During his visit (21 to 23 July 2011) to South Africa and the Nelson Mandela Foundation to give the 9th Annual Lecture (23 July), Professor Ismail Serageldin addressed a wide range of issues about how society might organise itself to ensure that dignity and justice was more universally shared among people.
His visit came at a time of great uncertainty. At a time when the world is plagued by mis-governance, by concerns about energy and climate, by multi-dip recession as well as by persistently high levels of inequality and poverty. It is a time when many feel the world has lost its way and that new directions are needed to ensure progress towards a better, more sustainable and just world.
To address these, Serageldin favours a return to values. He recommends this not as an anodyne response to the challenges; he adds substance and meaning by referencing values to ‘higher purpose’ and by providing examples of possible strategic shifts. He punts notions such as democracy, justice and fairness as well as respect for diversity. In his application of democracy, he agitates for wide citizen participation; he also calls for majority decisionmaking to be preceded by debate and careful listening to the views and perspectives of minorities. His views on justice lead to trenchant critique of the dominant (free market) economic model. He says fairness in terms of opportunity (equal opportunity, so to speak) is insufficient; attention has to be given to equitable outcomes as well. In valuing diversity, Serageldin notes that all nations are becoming “rainbow nations” and should deal with this reality positively by embracing diversity. He invokes the notion of cosmopolitanism. He waxes nostalgic when he refers to Alexandria in the 19th century when cosmopolitanism reigned supreme and Greeks, Syrians, Italians, French, British, Armenians, Turks and Arabs shared an Egyptian identity.
More in an interview than the lecture, Serageldin applied his views regarding justice to the economy and economic issues. He expressed concern about a situation of too little regulation in a context of monopoly capital. Even though he cautions against overzealous regulation that could stifle entrepreneurialism, he argues that the global economic malaise calls for a restating of the “central” role of the state. In his lecture, he noted that a good social system would balance a system of reward and profits ('equality of opportunity') with one of basic rights (some equality of outcome). Seemingly addressing himself directly to the capitalists, he states that excessive inequality is inefficient and corrosive, and ultimately leads to “class war”.

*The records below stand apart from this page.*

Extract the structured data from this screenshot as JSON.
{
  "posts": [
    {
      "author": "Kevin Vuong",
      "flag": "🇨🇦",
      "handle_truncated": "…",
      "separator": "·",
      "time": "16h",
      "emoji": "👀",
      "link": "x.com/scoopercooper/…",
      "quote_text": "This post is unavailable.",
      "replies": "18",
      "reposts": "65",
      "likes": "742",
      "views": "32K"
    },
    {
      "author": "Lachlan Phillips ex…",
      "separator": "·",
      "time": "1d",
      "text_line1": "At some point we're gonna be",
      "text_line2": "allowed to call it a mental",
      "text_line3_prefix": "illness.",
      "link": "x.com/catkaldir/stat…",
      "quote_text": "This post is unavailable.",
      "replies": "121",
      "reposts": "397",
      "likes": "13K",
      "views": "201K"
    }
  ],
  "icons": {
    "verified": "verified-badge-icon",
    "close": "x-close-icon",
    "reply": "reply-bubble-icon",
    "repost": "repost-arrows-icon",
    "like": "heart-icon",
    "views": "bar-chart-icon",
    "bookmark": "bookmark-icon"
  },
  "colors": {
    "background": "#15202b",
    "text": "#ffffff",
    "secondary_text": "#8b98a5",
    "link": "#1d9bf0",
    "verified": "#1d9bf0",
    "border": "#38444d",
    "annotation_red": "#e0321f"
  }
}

Serageldin, in the lecture per se, delivered at the Linder Auditorium in Johannesburg, underlined the importance of social cohesion. He cautions, as far as trends go, that in certain cases the pull is as strong in the opposite direction. In this regard, he refers to the splitting up of Czechoslovakia to accommodate the aspirations of Czechs and Slovaks. In his view, social cohesion refers to the interconnectivity between human beings. This may of course be taken further, especially in our situation, where we may gain if the interpretation of social cohesion is closely aligned to social capital. In such an interpretation, the bonds between people are harnessed to maximise strategies and efforts for addressing social problems.
Serageldin ended his lecture on a rousing note, extolling the role of youth in social change. Pointing to the decisive role of youth in the Arab Spring as well as in the use of technology to connect and access information, he lauds youth as a social grouping and looks to it as a key to a positively transformed future. He calls on youth to continue to play a key role in creating a so-called “new country” based on justice and social cohesion.

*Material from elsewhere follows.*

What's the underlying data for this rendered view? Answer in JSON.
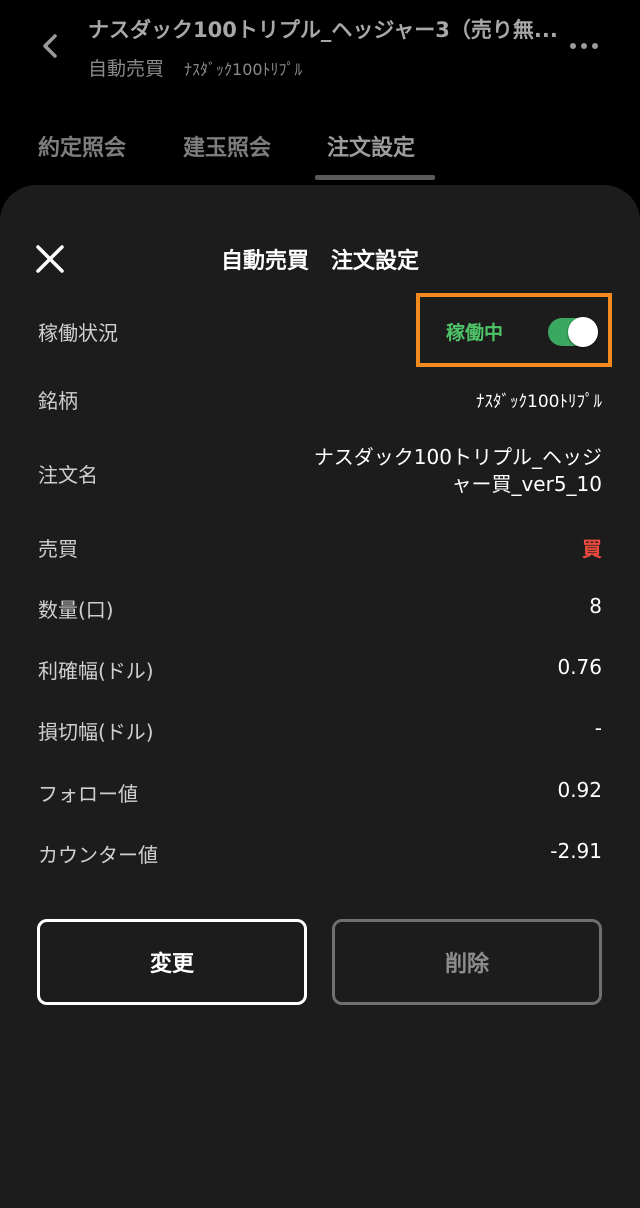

The professor’s speech has many points of application for South Africa. South Africa is renowned for promoting the rainbow nation idea and for getting diverse groups to accept a shared political settlement, but the society remains fractured along racial and other lines. Much work needs to be done, not just to ensure that a warm fuzzy feeling is sustained, but in terms of getting people to deploy connectivity and joint action on issues that matter. The government, through the Department of Arts and Culture, has prioritised a programme of social cohesion. It has launched a campaign called 'South African @ Heart: Working together to build a Caring Nation'.

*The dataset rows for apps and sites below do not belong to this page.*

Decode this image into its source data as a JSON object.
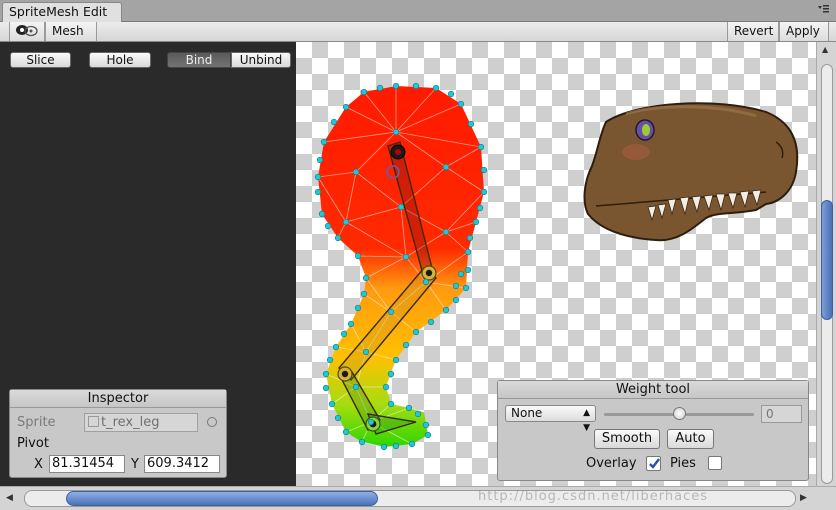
{
  "window": {
    "tab_title": "SpriteMesh Edit"
  },
  "toolbar": {
    "view_icon": "eye-toggle-icon",
    "mesh_label": "Mesh",
    "revert_label": "Revert",
    "apply_label": "Apply"
  },
  "tools": {
    "slice_label": "Slice",
    "hole_label": "Hole",
    "bind_label": "Bind",
    "unbind_label": "Unbind",
    "active_tool": "Bind"
  },
  "inspector": {
    "title": "Inspector",
    "sprite_label": "Sprite",
    "sprite_value": "t_rex_leg",
    "pivot_label": "Pivot",
    "x_label": "X",
    "x_value": "81.31454",
    "y_label": "Y",
    "y_value": "609.3412"
  },
  "weight_tool": {
    "title": "Weight tool",
    "mode_value": "None",
    "slider_value": "0",
    "smooth_label": "Smooth",
    "auto_label": "Auto",
    "overlay_label": "Overlay",
    "overlay_checked": true,
    "pies_label": "Pies",
    "pies_checked": false
  },
  "watermark": "http://blog.csdn.net/liberhaces",
  "colors": {
    "weight_red": "#ff1a00",
    "weight_orange": "#ffaa00",
    "weight_green": "#2ed600",
    "vertex": "#22c7d6",
    "bone": "#c9a12a"
  }
}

Issues of the economy are also pertinent. At present various social forces, including key national organisations of the youth and workers, are calling for fundamental changes in the economic system so that inequality is reduced and for systems & processes that reproduce marginalisation to be dismantled. There are also calls – in South Africa and globally – for greater accountability in business for excess, for damage to the environment, for factors that perpetuate social exclusion, for corruption and for reckless actions that damage entire economies.
Serageldin’s points about ‘participation’ as a way of deepening democracy also resonate. South Africa has been through a period in which the formal mechanisms of democracy have been prioritised. However, alongside this (necessary) consolidation, we have seen growing evidence of pockets of popular disenchantment that accompanied by feelings of marginalisation and disempowerment. Our society can only move forward if we encourage, nurture and support additional means of civic participation. Indications are South Africa as a country needs to support, endorse and value the existence of vibrant forums, associations and organisations – ones in which citizens make their voices heard to a greater degree. This is critical if South Africa is to move forward to greater achievements and to more effectively dealing with challenges such as poverty, inequality, joblessness and crime.